People put pastors on a pedestal, and rightly so. Pastors are called to be examples to their flock. They are to lead by modeling spiritual maturity and Christ-likeness. Pastors are men who are to be above reproach. Many people look to pastors as super Christians. Although they might struggle with sin or find it difficult to spend time in prayer, the pastor doesn’t, at least thats what people think. Many people envision that pastors have a special connection with God or even a direct line to him that normal Christians just do not have. All of this is just hogwash. Pastors are just like every other Christians, sinners saved by grace. Although a pastor is called to lead by example, the idea of a “super pastor” is a lie. We struggle with personal sin. We find it difficult to love our wives and families well. We sometimes struggle to find our joy in God. There are even times in which preaching on Sunday morning is the last thing we want to do. If you are a pastor reading this, you know this to be true. Yet, pastors self-inflict themselves with a demand to maintain the image of “Super Pastor”. We think we must always have the right answers even though we do not know, and we must always seem joyful even though we are in a season of melancholy, and we must always seem righteous even though we struggle with hidden sin. Not only is this the hight of hypocrisy, the pressure to carry the weight of this projected image will one day cause our collapse.
Pastor, the best thing we can do for ourselves and for our people is to shatter the illusion of “super pastor”. We must invite people into our brokenness and remind them that we too desperately need Jesus each and every day. They need to see that you too are a real person, who sometimes struggle to follow Jesus. They need to know that Jesus is the only savior, not you. Here are a few ways you can help shatter the illusion of super pastor not only for yourself, but for your church.
1. Don’t Make Yourself the Hero
Its easy to be the hero in all your own sermons and to spin illustration after illustration of your own illustrious spiritual life. Don’t do that. You are not the hero, Jesus is. In your sermons constantly be pointing to Jesus and pastors need him too. Share stories (where appropriate) of your own failures and struggle to obey the text your preaching from that Sunday. Talk about your failures as a Christ follower, a husband, or a dad. Although we want to make sure we are being appropriate and we do not want to be self-effacing to create some guise of profound humlity, we do want to be reall with our people. We want to invite them into our lives and even be vulnerable both publicly and privately. Again, caution and discernment are important here, but we must not seek to create an image of infallibility. We are not the hero, Jesus is.
2. Ask Others for Forgiveness
Pastor’s mess up a lot. We make mistakes. We speak in the flesh. We hurt other staff members in our actions. When we do sin, we must be quick to confess it and ask for forgiveness.
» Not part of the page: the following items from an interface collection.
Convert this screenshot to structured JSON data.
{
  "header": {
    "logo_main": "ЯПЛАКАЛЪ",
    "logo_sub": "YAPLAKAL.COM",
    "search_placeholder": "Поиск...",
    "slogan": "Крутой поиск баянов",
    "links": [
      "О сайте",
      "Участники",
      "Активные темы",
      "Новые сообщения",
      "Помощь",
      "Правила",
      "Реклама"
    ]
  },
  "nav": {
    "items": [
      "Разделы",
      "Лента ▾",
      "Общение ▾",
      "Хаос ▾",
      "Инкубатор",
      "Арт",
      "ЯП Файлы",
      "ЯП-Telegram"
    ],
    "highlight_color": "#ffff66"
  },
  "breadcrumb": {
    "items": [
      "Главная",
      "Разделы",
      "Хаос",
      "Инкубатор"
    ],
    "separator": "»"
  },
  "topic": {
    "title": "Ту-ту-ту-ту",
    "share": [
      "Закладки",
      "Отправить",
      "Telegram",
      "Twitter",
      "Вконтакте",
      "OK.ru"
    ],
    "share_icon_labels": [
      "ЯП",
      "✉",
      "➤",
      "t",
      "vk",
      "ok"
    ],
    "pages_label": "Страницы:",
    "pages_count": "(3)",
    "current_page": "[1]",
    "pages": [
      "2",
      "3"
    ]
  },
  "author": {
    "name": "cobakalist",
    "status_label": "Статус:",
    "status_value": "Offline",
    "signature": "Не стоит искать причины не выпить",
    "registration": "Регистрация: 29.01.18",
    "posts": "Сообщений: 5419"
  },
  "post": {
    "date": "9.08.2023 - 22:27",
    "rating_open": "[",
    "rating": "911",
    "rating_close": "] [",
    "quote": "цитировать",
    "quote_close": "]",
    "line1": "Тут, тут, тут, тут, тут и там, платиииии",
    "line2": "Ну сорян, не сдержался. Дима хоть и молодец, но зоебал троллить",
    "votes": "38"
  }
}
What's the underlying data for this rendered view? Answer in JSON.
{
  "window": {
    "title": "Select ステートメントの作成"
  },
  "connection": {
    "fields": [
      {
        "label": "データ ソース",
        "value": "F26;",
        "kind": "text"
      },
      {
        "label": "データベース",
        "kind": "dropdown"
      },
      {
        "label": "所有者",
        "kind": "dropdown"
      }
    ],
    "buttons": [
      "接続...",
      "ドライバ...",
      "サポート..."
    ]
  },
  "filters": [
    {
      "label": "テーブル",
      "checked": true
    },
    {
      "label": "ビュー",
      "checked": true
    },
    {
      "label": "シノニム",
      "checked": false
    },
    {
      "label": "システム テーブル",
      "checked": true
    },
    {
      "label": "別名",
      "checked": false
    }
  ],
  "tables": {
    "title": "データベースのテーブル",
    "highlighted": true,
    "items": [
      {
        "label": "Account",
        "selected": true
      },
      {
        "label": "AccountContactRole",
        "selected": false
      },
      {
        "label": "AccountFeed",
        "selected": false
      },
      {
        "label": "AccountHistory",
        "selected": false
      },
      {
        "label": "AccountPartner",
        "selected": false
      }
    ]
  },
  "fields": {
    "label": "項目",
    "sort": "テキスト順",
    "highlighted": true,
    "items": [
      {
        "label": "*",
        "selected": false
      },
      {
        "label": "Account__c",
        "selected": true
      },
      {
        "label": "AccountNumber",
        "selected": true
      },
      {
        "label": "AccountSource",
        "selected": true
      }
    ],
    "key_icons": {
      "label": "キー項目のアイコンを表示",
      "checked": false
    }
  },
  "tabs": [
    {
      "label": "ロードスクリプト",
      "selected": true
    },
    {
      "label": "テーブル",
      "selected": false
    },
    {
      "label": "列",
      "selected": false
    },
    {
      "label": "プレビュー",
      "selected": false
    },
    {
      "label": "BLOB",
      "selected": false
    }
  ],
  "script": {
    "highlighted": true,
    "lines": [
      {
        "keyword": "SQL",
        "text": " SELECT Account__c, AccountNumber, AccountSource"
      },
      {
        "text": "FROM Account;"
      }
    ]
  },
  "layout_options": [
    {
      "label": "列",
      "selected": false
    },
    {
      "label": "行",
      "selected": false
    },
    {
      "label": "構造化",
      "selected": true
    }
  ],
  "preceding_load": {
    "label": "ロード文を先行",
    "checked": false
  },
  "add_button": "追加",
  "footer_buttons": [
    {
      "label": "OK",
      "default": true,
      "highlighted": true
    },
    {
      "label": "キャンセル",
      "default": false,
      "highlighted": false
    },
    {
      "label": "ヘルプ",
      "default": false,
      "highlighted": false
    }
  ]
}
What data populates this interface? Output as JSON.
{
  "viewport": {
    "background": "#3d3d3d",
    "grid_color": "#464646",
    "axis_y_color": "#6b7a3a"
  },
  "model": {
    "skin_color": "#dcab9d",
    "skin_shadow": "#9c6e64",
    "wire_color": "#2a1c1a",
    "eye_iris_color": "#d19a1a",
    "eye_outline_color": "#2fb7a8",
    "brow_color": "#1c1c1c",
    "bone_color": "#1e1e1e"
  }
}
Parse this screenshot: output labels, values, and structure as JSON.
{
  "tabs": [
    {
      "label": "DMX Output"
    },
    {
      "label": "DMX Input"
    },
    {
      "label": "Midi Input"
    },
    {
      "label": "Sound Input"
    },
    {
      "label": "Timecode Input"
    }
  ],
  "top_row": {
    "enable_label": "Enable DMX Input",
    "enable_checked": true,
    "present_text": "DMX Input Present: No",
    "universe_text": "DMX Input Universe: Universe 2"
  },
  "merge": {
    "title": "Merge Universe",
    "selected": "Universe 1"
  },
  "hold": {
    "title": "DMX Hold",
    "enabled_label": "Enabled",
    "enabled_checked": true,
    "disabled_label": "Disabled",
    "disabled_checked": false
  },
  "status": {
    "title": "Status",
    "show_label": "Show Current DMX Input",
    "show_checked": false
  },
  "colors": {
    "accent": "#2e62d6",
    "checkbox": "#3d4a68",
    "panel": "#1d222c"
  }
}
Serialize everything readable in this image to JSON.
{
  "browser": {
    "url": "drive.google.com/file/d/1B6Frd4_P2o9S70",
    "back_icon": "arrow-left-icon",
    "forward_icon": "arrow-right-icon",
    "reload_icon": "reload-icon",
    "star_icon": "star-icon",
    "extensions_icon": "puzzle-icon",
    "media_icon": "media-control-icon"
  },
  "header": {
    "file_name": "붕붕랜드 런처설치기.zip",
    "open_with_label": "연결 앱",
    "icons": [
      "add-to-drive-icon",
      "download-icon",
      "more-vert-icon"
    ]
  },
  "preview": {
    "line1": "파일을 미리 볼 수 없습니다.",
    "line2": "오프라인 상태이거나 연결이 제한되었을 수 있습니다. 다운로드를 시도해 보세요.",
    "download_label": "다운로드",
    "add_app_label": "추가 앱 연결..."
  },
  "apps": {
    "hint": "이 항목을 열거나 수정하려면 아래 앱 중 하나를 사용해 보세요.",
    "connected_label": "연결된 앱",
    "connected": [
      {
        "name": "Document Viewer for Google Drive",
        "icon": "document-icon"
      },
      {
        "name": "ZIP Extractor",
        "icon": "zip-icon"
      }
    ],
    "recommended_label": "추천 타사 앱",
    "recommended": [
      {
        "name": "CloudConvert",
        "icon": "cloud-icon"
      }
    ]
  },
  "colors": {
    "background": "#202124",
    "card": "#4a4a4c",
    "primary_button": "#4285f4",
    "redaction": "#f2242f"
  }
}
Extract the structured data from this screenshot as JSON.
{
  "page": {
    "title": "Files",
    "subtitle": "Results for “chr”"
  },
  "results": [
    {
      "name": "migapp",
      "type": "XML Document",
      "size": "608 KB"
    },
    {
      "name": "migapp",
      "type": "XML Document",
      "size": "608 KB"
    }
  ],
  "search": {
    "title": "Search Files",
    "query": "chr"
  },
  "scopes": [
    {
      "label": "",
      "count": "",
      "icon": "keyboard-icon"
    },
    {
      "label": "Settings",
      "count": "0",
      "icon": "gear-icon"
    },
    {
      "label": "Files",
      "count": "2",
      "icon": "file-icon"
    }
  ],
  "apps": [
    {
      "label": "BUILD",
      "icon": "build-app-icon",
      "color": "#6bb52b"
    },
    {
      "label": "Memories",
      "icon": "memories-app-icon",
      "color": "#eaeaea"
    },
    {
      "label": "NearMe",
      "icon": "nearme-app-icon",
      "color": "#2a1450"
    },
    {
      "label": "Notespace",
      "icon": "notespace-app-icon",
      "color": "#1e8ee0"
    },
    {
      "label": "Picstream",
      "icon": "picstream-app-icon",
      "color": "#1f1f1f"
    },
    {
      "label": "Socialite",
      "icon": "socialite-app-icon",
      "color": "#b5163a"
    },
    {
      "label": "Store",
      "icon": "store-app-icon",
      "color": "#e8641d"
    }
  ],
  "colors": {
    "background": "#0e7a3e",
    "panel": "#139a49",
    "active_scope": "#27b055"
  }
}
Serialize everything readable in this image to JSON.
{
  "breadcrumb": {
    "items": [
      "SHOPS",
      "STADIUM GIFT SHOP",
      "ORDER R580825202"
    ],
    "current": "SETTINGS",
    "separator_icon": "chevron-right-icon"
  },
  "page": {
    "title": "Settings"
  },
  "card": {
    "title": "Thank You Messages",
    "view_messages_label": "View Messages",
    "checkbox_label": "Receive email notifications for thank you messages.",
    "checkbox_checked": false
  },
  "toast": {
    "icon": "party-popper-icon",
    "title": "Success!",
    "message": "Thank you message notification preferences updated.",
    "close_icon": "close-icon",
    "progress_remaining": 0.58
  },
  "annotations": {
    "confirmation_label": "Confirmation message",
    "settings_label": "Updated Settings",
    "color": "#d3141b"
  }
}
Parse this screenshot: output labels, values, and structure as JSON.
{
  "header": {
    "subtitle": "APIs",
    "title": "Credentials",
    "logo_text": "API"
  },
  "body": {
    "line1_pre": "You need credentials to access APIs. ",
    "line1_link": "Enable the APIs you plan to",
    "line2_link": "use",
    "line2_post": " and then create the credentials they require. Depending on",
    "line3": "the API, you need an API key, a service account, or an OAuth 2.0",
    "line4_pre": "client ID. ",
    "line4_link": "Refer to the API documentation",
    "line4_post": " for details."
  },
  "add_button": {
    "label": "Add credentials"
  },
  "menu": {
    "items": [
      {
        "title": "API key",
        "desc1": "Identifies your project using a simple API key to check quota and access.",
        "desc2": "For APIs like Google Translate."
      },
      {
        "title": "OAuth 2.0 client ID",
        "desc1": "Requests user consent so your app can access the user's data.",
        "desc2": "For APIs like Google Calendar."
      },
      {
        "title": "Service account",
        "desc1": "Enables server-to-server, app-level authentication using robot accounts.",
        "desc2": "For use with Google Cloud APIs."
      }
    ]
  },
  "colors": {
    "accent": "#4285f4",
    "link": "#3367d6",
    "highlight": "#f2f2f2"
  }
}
Own up to your error and ask your brother or sister to forgive you. Every time your confess sin and ask forgiveness you begin to shatter that illusion of super pastor, and people begin to see you too as a sinner in need of grace. However humility in this way will not hinder your leadership, but help it. No one wants to follow a man who thinks he’s always right and refuses to admit he’s wrong. By displaying humility and confession not only do we shatter the illusion of our own perfection, we actually lead our people more faithfully.
3. Ask for Help
You cannot do it all. I’ve tried, trust me. Pastors must be quick to ask for help for the demands of ministry whether from another pastor, deacon, or another church member. When you ask others for help it encourages others to join together in the cause of ministry and helps raise future leaders. When we ask other people in our church for help, it shows that we are not super pastors and we need the body of Christ just like every other Christian.
4. Ask for Prayer
Ask others for prayer when needed. Again, this must be done when appropriate, but do not think so highly of yourself that you cannot ask others for prayer. We need other people to be interceding to the father on our behalf, because we need the body of Christ!
These are just four simple ways that pastors can begin to shatter the illusion that we have it all together. We don’t. Pastors need the gospel just like every human being needs the gospel. We are broken sinners whose only hope is Jesus. Pastor, make sure your people know that you are not the epitome of a Christ follower. Any maturity in your life is by the grace of God, and continually point to Jesus as the hero, and not yourself. The only super pastor who ever existed was Jesus Christ. He is the one your people need. Point them to the true super pastor.
Have you ever felt the pressure of maintaining a perfect pastor image? How are some ways we can shatter this facade?